(Excerpts from an interface dataset)
*** Block opens ***

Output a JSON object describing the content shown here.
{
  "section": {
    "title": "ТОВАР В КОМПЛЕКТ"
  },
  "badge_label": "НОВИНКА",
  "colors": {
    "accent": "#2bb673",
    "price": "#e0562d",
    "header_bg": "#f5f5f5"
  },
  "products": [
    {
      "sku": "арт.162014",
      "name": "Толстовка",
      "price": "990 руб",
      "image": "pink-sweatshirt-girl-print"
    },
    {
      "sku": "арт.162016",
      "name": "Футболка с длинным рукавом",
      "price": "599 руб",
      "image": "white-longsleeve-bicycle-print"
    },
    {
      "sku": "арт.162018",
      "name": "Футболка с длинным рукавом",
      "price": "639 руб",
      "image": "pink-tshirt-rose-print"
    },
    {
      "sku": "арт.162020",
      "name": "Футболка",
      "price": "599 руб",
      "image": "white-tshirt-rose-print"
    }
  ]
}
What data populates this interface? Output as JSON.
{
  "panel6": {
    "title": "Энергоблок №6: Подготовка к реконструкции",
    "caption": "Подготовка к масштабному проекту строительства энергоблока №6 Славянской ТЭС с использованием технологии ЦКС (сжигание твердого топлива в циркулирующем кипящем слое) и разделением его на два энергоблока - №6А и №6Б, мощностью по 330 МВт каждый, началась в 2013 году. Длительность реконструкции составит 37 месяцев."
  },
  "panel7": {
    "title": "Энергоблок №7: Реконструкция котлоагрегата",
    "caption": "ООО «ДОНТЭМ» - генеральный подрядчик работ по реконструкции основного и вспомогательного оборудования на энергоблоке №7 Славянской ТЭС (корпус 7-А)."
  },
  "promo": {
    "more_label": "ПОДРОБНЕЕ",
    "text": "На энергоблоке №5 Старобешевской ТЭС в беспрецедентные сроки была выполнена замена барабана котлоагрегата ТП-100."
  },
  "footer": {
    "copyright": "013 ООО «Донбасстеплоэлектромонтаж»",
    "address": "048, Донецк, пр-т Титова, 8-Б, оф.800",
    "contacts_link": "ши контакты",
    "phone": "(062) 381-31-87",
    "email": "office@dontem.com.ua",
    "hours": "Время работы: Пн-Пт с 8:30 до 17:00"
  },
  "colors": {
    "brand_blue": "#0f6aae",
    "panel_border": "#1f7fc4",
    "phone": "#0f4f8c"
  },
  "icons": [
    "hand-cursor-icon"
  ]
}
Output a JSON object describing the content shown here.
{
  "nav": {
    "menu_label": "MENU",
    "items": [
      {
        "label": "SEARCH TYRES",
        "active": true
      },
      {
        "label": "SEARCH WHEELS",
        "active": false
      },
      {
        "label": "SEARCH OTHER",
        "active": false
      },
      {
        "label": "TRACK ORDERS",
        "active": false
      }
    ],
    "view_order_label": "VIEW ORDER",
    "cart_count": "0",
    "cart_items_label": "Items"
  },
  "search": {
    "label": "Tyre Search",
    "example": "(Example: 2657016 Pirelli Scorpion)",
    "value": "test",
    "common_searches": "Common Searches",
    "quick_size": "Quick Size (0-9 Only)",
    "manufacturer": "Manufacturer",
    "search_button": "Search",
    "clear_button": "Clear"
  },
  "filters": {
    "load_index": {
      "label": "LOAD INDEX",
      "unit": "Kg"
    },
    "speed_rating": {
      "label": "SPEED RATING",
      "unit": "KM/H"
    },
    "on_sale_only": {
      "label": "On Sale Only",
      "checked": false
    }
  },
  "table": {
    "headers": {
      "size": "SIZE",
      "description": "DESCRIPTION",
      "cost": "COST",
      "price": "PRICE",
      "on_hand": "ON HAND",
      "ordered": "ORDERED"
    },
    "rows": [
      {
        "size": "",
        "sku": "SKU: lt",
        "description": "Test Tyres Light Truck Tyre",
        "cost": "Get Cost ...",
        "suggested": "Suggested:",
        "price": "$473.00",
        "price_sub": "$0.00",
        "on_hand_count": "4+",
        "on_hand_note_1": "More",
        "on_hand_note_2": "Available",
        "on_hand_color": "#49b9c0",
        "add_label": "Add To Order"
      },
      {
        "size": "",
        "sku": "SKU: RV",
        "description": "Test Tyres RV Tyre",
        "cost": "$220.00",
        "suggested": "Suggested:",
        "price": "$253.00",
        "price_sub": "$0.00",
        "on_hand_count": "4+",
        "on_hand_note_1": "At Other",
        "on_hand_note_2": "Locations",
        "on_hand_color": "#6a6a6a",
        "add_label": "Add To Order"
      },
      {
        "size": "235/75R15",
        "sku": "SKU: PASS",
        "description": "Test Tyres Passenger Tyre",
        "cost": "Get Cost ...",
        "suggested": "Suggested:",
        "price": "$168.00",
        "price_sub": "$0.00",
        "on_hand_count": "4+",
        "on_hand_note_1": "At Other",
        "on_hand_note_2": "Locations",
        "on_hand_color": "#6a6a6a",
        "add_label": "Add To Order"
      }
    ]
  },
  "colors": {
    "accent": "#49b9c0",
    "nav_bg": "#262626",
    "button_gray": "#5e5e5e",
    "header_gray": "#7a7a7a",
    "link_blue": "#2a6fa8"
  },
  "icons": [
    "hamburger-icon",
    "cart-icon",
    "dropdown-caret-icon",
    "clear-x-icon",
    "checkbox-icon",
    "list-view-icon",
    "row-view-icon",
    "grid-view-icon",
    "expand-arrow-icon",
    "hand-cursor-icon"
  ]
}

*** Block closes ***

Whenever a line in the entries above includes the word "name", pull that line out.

      "name": "Толстовка",
      "name": "Футболка с длинным рукавом",
      "name": "Футболка с длинным рукавом",
      "name": "Футболка",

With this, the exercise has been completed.